“This study will reduce the anxiety about the dose estimates in Hiroshima,” says Mark P. Little of the Department of Epidemiology and Public Health, Imperial College Faculty of Medicine, London, who wrote a commentary accompanying the new findings.
The key to the study is a technique for extracting trace amounts of an isotope of nickel (Ni-63), which is produced when fast neutrons hit copper. The researchers then used mass spectrometry analysis to detect individual atoms of Ni-63.
When the project, led by Tore Straume of the University of Utah School of Medicine in Salt Lake City, began a decade ago at Lawrence Livermore National Laboratory in Livermore, California, the tools for assessing the amount of neutron radiation released more than a half-century earlier did not exist.
“We began to explore ways to measure fast neutrons in 1992,” Straume recalls. “We had to identify radioactive nuclides that would have been produced by the bomb that have a long half-life and would be measurable today.”
The challenge was to detect nickel atoms in a sea of copper within structures in Hiroshima, says Straume, noting that the nickel and the copper have the same mass. Researchers in Livermore and Munich (at the Technische Universität and Ludwig Maximilians Universität) used different accelerator mass spectrometry machines to verify their approach.
To estimate the doses, they used computers to model the location of the copper fragments relative to the explosion. One of the fragments came from the lightning rod above the old Hiroshima city hall.
The copper fragments—provided by scientists at the Radiation Effects Research Foundation and Hiroshima University—came from distances relevant to the atomic bomb survivor study, between 900 and 1,500 meters from the blast. Most people who were less than 900 meters away from the “hypocenter," just below the exploding bomb, did not survive.
However, the dose of radiation received by most people who were more than 1,500 meters away from the hypocenter was generally too low to produce clearly detectable health effects.
The results of the study are being incorporated into a new system for estimating radiation doses. Known as DS02 (for Dosimetry System 2002), it improves upon the 1986 version, says Warren K. Sinclair, who helped oversee the development of the new system.
“DS02 will change risk estimates only a little, but the confidence in the new system will go up enormously,” Sinclair says. “Because all such risk estimates for cancer are based on this study, this is a very important step in radiation protection.”
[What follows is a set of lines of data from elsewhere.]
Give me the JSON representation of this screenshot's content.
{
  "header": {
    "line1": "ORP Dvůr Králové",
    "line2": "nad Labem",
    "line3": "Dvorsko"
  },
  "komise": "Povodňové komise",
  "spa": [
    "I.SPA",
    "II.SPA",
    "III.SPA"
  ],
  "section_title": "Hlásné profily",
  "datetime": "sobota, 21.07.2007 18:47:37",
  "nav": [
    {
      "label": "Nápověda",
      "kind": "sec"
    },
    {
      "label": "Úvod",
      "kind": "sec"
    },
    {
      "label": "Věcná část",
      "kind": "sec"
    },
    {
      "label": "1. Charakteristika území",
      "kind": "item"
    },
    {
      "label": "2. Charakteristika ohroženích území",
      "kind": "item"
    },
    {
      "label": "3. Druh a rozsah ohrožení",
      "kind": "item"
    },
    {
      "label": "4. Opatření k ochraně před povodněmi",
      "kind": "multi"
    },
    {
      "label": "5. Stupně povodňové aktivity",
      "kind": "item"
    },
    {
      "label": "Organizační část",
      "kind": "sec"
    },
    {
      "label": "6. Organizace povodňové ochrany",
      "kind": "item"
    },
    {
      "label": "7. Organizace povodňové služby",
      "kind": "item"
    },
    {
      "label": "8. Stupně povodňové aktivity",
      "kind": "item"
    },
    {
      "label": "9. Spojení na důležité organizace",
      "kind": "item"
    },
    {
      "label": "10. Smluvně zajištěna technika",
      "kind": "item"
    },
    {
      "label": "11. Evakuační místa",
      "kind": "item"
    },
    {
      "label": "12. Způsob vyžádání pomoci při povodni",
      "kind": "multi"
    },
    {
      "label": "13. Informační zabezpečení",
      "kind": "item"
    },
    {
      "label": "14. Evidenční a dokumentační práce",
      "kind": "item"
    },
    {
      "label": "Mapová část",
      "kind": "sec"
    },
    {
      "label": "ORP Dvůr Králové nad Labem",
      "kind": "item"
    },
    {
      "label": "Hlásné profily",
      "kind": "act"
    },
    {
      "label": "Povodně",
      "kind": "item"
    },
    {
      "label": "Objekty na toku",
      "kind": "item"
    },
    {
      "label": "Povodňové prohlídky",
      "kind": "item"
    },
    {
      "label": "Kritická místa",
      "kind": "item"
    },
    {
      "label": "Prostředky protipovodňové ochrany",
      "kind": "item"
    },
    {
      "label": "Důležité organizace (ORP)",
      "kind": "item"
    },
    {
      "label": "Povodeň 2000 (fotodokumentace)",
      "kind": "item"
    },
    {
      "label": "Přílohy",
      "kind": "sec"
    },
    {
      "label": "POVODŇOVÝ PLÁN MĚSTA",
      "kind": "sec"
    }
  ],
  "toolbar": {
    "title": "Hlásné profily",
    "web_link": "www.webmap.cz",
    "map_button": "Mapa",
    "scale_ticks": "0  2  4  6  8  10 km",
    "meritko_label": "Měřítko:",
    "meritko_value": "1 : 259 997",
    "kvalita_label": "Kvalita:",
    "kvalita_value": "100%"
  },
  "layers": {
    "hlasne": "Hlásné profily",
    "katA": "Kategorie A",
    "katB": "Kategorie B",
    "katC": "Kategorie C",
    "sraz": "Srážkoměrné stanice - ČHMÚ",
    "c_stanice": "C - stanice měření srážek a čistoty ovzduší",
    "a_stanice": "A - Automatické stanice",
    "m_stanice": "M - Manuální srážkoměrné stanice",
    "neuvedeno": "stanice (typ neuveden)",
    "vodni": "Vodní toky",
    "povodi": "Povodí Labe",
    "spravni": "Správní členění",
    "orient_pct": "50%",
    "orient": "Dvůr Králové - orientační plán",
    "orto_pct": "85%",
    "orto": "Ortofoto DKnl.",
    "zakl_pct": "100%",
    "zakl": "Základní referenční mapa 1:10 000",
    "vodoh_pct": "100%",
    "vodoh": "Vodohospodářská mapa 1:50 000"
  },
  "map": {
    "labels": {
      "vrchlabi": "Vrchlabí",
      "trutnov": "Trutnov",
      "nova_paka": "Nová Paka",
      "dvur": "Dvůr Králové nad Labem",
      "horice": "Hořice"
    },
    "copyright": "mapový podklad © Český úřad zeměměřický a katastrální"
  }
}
It is also reassuring to know that doses of radiation used for the treatment of cancer and other diseases are as safe as they can be while still being effective.
. . .